The deal to buy Merrill Lynch has prompted investigations by the Securities and Exchange Commission, New York state and Congress, centering on critical information kept from shareholders before they voted to approve the merger last December.
Under pressure, Bank of America said it would waive its client-attorney privilege and reveal its attorneys' advice on the Merrill Lynch deal.
Documents to be handed to investigators are expected to shed light on the advice given to the bank by the legal firm of Wachtell, Lipton, Rosen & Katz, The New York Times reported Thursday.
Four sources said lawyers advised the bank not to tell shareholders about the depth of Merrill Lynch's losses, the Times said.
Lewis took part in discussions with bank executives, including Chief Financial Officer Joe Price and concluded shareholders did not need to be told of the losses, the Times said.

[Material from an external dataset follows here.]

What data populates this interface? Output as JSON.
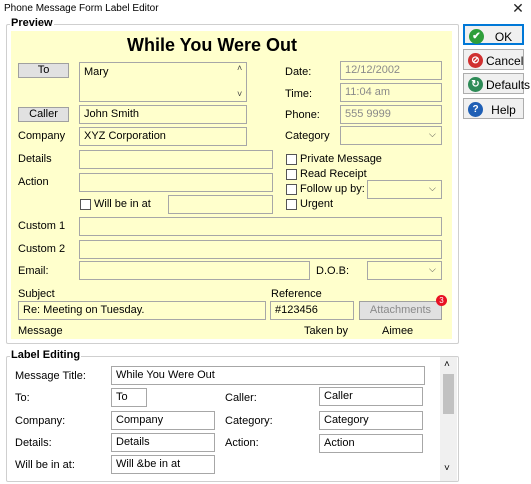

"I'm taken aback by the advice. When shareholders are asked to vote, they deserve a fine-tuned picture," said Donald Langevoort, a professor at Georgetown Law.